» Problem:
Wherever the word "Start" occurs in the lines below, copy the whole line.

*** Data under study Section Begins ***

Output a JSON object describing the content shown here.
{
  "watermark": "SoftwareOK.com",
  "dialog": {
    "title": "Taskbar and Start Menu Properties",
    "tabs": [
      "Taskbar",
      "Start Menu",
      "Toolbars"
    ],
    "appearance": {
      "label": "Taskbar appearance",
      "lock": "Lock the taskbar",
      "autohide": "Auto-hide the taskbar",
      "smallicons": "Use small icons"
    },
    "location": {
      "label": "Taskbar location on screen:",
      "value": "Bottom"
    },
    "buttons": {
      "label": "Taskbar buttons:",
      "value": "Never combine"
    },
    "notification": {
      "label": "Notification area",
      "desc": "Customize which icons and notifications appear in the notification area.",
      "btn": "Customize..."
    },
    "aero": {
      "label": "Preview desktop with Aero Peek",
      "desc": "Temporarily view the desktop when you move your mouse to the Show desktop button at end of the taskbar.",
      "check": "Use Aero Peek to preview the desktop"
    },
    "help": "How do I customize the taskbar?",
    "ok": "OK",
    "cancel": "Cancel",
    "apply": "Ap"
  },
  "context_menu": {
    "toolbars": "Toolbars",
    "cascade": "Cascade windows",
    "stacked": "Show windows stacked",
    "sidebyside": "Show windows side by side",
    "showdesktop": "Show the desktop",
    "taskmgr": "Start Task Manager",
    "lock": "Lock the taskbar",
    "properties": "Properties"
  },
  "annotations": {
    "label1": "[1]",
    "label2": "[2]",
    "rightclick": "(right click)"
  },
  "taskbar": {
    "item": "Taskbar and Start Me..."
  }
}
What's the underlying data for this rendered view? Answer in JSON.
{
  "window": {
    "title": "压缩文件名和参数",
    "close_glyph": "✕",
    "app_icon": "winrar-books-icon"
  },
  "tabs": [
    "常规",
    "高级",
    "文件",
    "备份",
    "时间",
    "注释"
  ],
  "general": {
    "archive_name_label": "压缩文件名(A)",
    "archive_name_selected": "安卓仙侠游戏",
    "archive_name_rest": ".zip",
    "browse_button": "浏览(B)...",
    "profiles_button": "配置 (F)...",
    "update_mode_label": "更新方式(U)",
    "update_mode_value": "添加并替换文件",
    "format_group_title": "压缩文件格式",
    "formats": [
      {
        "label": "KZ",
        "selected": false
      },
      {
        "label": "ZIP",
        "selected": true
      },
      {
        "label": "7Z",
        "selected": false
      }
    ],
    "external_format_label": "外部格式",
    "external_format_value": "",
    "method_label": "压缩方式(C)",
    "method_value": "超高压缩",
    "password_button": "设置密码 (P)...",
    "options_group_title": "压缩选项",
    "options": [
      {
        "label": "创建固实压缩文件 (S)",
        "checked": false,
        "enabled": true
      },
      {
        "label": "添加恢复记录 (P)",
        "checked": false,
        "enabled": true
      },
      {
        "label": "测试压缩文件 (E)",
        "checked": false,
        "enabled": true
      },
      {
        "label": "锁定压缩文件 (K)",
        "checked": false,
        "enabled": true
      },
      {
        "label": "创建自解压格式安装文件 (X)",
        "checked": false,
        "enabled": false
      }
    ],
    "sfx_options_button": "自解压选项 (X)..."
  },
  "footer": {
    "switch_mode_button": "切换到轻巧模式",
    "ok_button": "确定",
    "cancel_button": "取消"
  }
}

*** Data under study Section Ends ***

» Your response:
    "title": "Taskbar and Start Menu Properties",
      "Start Menu",
    "taskmgr": "Start Task Manager",
    "item": "Taskbar and Start Me..."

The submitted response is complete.